Aretha Franklin and Smokey Robinson singing “ooo baby baby” pic.twitter.com/OaHYdYrAu6
— Yashar Ali (@yashar) August 16, 2018
Remember cassette tapes? Better yet cassette singles in cardboard sleeves with artist portraits and logos? How about slightly pricier cassette maxi-singles in plastic cases and cardstock inserts?
From ages 10 through 14, my parents gave me a weekly allowance. Every other Friday, I’d spend a good chunk at music stores: Coconuts, Sam Goody, Musicland. When the movie Sister Act 2 starring Whoopi Goldberg and Lauryn Hill debuted, it was THE thing for my 6th-grade classmates. Our teacher would let us jam out to the soundtrack during our weekly Art period. There was always a couple of kids living to belt out Lauryn Hill and Tanya Blount’s version of “His Eye Is on the Sparrow” and a couple of boys gave us all the giggles while attempting Ryan Toby’s high note on “Oh Happy Day.” Aside from digging the movie and soundtrack on first runs, I could not let much time pass before getting my hands on a certain cassette single: Aretha Franklin’s cover of C+C Music Factory’s “A Deeper Love.”
The cover design was clean – deep red background with artist and title in white serif.
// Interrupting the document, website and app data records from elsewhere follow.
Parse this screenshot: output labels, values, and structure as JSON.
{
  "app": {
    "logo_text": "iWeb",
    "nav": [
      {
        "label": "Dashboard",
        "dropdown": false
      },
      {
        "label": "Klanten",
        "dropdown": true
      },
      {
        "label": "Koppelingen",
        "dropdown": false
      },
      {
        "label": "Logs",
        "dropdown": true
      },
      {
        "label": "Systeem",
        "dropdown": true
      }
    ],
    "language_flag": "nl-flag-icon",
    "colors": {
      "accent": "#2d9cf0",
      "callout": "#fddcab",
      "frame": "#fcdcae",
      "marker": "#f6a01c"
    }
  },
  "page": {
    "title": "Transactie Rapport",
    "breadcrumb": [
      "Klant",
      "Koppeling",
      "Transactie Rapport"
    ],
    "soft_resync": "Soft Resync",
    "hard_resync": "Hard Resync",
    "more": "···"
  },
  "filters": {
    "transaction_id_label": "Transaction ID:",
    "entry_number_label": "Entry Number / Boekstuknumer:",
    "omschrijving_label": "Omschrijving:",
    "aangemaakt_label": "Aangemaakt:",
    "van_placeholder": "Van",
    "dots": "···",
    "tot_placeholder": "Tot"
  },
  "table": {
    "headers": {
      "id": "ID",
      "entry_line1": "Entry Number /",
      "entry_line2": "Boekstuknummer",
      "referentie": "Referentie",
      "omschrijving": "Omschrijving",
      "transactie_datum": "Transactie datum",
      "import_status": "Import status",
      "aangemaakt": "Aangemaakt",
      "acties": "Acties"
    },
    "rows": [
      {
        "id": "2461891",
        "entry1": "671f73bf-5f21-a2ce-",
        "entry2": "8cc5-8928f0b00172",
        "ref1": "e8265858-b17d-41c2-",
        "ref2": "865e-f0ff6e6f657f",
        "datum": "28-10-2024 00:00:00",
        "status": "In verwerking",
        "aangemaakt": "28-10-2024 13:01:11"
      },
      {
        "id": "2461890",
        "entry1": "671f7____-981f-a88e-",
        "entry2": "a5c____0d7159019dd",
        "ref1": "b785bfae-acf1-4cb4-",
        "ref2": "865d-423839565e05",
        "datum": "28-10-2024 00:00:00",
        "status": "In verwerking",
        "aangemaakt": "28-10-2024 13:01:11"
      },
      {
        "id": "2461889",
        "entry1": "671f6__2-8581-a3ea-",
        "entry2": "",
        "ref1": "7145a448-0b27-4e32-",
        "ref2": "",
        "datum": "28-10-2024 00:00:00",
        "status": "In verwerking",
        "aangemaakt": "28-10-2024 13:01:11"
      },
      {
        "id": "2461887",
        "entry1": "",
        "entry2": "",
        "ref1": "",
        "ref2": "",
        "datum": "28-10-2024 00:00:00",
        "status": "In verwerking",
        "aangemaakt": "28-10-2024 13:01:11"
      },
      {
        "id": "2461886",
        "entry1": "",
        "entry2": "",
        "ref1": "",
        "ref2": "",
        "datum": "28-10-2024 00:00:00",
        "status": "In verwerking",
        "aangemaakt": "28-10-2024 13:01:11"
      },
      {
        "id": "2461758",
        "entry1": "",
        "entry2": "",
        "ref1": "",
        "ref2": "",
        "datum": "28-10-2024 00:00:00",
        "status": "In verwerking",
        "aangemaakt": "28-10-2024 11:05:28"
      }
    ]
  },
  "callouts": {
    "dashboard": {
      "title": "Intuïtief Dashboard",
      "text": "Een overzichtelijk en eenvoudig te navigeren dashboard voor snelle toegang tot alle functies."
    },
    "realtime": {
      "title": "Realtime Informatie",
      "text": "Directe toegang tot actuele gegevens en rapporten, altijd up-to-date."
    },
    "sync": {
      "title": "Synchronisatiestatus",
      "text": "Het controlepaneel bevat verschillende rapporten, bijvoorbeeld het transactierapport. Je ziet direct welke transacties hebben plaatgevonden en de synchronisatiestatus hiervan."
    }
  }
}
The portrait of the Queen – Aretha, in a black leather jacket, white T-shirt, shiny obsidian curls with that ‘90s volume, glowing sable skin and red lips. As common with maxi singles, there were 5 remixes and I was easily enamored with two. Renowned vocal powerhouse Lisa Fischer accompanied the Queen on this solid house track. Twelve-year-old me could barely relate to the “hard work, no handouts” lyrics but there is an enduring soulfulness and humanity in verses like this:
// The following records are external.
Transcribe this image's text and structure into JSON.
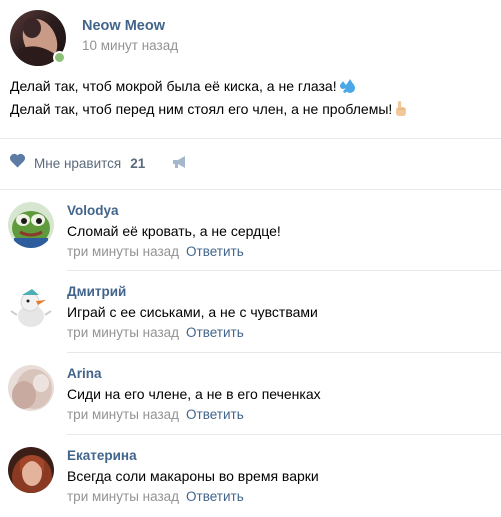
{
  "post": {
    "author": "Neow Meow",
    "time": "10 минут назад",
    "lines": [
      "Делай так, чтоб мокрой была её киска, а не глаза!",
      "Делай так, чтоб перед ним стоял его член, а не проблемы!"
    ],
    "line_emoji": [
      "sweat-droplets-icon",
      "pointing-up-icon"
    ]
  },
  "actions": {
    "like_label": "Мне нравится",
    "like_count": "21",
    "like_icon": "heart-icon",
    "share_icon": "megaphone-icon"
  },
  "comments": [
    {
      "name": "Volodya",
      "text": "Сломай её кровать, а не сердце!",
      "time": "три минуты назад",
      "reply": "Ответить"
    },
    {
      "name": "Дмитрий",
      "text": "Играй с ее сиськами, а не с чувствами",
      "time": "три минуты назад",
      "reply": "Ответить"
    },
    {
      "name": "Arina",
      "text": "Сиди на его члене, а не в его печенках",
      "time": "три минуты назад",
      "reply": "Ответить"
    },
    {
      "name": "Екатерина",
      "text": "Всегда соли макароны во время варки",
      "time": "три минуты назад",
      "reply": "Ответить"
    }
  ],
  "colors": {
    "link": "#42648b",
    "meta": "#939393",
    "online": "#8ac176",
    "action": "#5b6a7c"
  }
}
Now, it ain’t easy
But I don’t need no help
I got a strong will to survive
I’ve got a deeper love
Deeper love inside
And I call it…Pride
There were many late nights of me attempting to quietly mimic her diva runs and ad libs in spite of being a fair distance from my parents’ bedroom. Catching myself getting too much volume a time or two, an unbeatable feeling washed over me in the hand-waving, diaphragm-vibrating throes of it all. Once, my dad told me “You sounded good last night!” That’s what Aretha’s songs do – her spirited, soulful delivery makes you believe in yourself and sing along unapologetically.
Long live the Queen.